What to work on: The records below are to be copied word for word, with every picture left out.

--- Source information Enclosed Below ---

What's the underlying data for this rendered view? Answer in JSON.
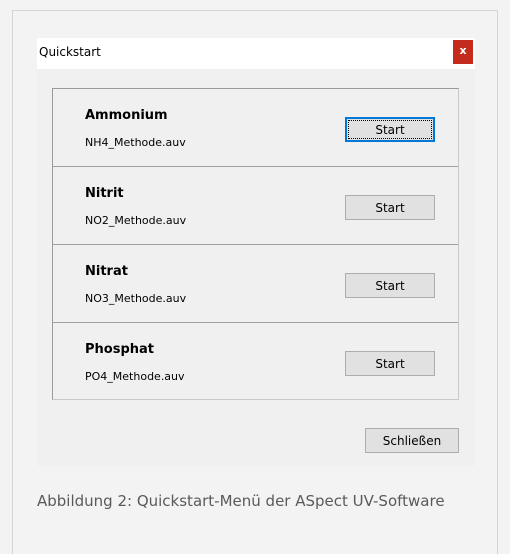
{
  "window": {
    "title": "Quickstart",
    "close_icon_label": "x"
  },
  "methods": [
    {
      "name": "Ammonium",
      "file": "NH4_Methode.auv",
      "button": "Start"
    },
    {
      "name": "Nitrit",
      "file": "NO2_Methode.auv",
      "button": "Start"
    },
    {
      "name": "Nitrat",
      "file": "NO3_Methode.auv",
      "button": "Start"
    },
    {
      "name": "Phosphat",
      "file": "PO4_Methode.auv",
      "button": "Start"
    }
  ],
  "footer": {
    "close_label": "Schließen"
  },
  "caption": "Abbildung 2: Quickstart-Menü der ASpect UV-Software",
  "colors": {
    "close_red": "#c42b1c",
    "focus_blue": "#0078d7"
  }
}
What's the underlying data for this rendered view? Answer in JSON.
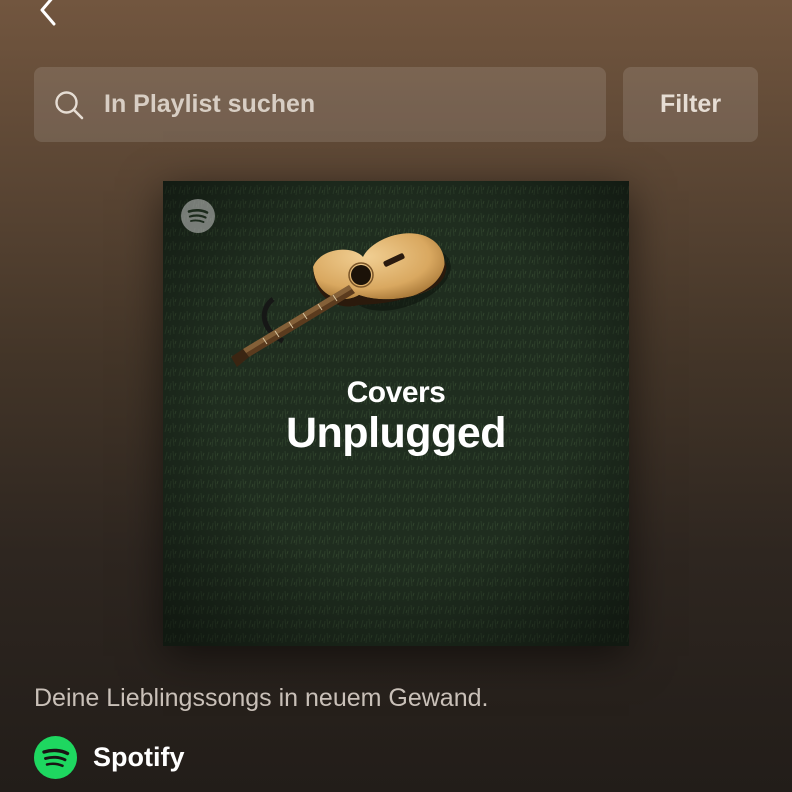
{
  "search": {
    "placeholder": "In Playlist suchen",
    "icon": "search-icon"
  },
  "filter": {
    "label": "Filter"
  },
  "nav": {
    "back_icon": "chevron-left-icon"
  },
  "playlist": {
    "cover_line1": "Covers",
    "cover_line2": "Unplugged",
    "description": "Deine Lieblingssongs in neuem Gewand.",
    "owner": "Spotify"
  },
  "colors": {
    "spotify_green": "#1ed760",
    "header_gradient_top": "#72563f",
    "background_bottom": "#221d19"
  }
}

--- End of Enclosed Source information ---

Your response:
What's the underlying data for this rendered view? Answer in JSON.
{
  "window": {
    "title": "Quickstart",
    "close_icon_label": "x"
  },
  "methods": [
    {
      "name": "Ammonium",
      "file": "NH4_Methode.auv",
      "button": "Start"
    },
    {
      "name": "Nitrit",
      "file": "NO2_Methode.auv",
      "button": "Start"
    },
    {
      "name": "Nitrat",
      "file": "NO3_Methode.auv",
      "button": "Start"
    },
    {
      "name": "Phosphat",
      "file": "PO4_Methode.auv",
      "button": "Start"
    }
  ],
  "footer": {
    "close_label": "Schließen"
  },
  "caption": "Abbildung 2: Quickstart-Menü der ASpect UV-Software",
  "colors": {
    "close_red": "#c42b1c",
    "focus_blue": "#0078d7"
  }
}
What's the underlying data for this rendered view? Answer in JSON.
{
  "search": {
    "placeholder": "In Playlist suchen",
    "icon": "search-icon"
  },
  "filter": {
    "label": "Filter"
  },
  "nav": {
    "back_icon": "chevron-left-icon"
  },
  "playlist": {
    "cover_line1": "Covers",
    "cover_line2": "Unplugged",
    "description": "Deine Lieblingssongs in neuem Gewand.",
    "owner": "Spotify"
  },
  "colors": {
    "spotify_green": "#1ed760",
    "header_gradient_top": "#72563f",
    "background_bottom": "#221d19"
  }
}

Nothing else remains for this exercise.